    28. repec:pri:indrel:dsp0173666450b is not listed on IDEAS
    29. Christina Paxson & Cecilia E. Rouse, 2008. "Returning to New Orleans after Hurricane Katrina," Working Papers 1043, Princeton University, Department of Economics, Industrial Relations Section..
    30. Amy K. Donahue, 2014. "Risky Business: Willingness to Pay for Disaster Preparedness," Public Budgeting & Finance, Wiley Blackwell, vol. 34(4), pages 100-119, December.
    31. Jeffrey A. Groen† & Mark J. Kutzbach & Anne E. Polivka‡, 2015. "Storms and Jobs: The Effect of Hurricanes on Individuals’ Employment and Earnings over the Long Term," Working Papers 15-21r, Center for Economic Studies, U.S. Census Bureau.
    Full references (including those not matched with items on IDEAS)

    More about this item

    Keywords

    Monetary Policy; Inflation; Structural Breaks; Term Structure of Interest Rates;

    JEL classification:

    • E31 - Macroeconomics and Monetary Economics - - Prices, Business Fluctuations, and Cycles - - - Price Level; Inflation; Deflation
    • E52 - Macroeconomics and Monetary Economics - - Monetary Policy, Central Banking, and the Supply of Money and Credit - - - Monetary Policy
    • E58 - Macroeconomics and Monetary Economics - - Monetary Policy, Central Banking, and the Supply of Money and Credit - - - Central Banks and Their Policies

    Statistics

    Access and download statistics

    Corrections

    All material on this site has been provided by the respective publishers and authors.
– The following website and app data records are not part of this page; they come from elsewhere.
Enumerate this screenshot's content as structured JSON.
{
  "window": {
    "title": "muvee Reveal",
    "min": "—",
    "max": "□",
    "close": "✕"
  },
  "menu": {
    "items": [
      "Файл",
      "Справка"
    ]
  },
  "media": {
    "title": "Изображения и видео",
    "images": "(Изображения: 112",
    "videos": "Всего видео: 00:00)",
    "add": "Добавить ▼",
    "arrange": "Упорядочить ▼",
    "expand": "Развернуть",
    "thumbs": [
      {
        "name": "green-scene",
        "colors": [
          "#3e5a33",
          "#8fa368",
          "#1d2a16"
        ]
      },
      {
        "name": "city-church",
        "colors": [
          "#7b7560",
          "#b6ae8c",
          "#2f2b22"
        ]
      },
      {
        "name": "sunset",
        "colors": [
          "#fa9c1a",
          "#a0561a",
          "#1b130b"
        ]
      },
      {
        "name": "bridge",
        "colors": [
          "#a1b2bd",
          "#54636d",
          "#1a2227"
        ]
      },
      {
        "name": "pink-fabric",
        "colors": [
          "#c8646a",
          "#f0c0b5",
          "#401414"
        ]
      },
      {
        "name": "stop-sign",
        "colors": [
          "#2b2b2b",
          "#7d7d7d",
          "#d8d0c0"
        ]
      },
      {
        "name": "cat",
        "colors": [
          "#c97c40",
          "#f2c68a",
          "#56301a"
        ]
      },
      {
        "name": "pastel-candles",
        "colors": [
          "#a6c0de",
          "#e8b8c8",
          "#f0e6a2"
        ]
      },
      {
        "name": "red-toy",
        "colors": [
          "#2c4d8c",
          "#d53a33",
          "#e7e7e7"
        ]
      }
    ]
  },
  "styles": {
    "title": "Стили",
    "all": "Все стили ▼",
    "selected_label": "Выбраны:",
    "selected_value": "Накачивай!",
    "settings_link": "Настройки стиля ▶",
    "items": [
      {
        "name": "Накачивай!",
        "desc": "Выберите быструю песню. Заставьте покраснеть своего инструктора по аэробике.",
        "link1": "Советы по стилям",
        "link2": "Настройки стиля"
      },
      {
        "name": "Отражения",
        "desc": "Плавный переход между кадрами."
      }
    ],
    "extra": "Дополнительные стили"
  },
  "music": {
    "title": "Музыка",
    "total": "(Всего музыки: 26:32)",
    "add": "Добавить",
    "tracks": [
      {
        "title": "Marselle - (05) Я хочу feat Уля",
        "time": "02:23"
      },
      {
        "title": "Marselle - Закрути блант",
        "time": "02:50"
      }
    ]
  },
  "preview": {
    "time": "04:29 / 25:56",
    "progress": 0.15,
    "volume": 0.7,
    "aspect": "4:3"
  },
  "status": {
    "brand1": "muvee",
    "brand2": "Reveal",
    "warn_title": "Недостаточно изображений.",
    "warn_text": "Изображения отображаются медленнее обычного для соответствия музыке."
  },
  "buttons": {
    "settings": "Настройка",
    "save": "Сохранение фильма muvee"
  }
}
You can help correct errors and omissions. When requesting a correction, please mention this item's handle: RePEc:fip:fedkrw:rwp18-01. See general information about how to correct material in RePEc.

    For technical questions regarding this item, or to correct its authors, title, abstract, bibliographic or download information, contact: (Lu Dayrit). General contact details of provider: http://edirc.repec.org/data/frbkcus.html .

    If you have authored this item and are not yet registered with RePEc, we encourage you to do it here. This allows to link your profile to this item. It also allows you to accept potential citations to this item that we are uncertain about.

    We have no references for this item. You can help adding them by using this form .

    If you know of missing items citing this one, you can help us creating those links by adding the relevant references in the same way as above, for each refering item. If you are a registered author of this item, you may also want to check the "citations" tab in your RePEc Author Service profile, as there may be some citations waiting for confirmation.

    Please note that corrections may take a couple of weeks to filter through the various RePEc services.

    IDEAS is a RePEc service hosted by the Research Division of the Federal Reserve Bank of St. Louis . RePEc uses bibliographic data supplied by the respective publishers.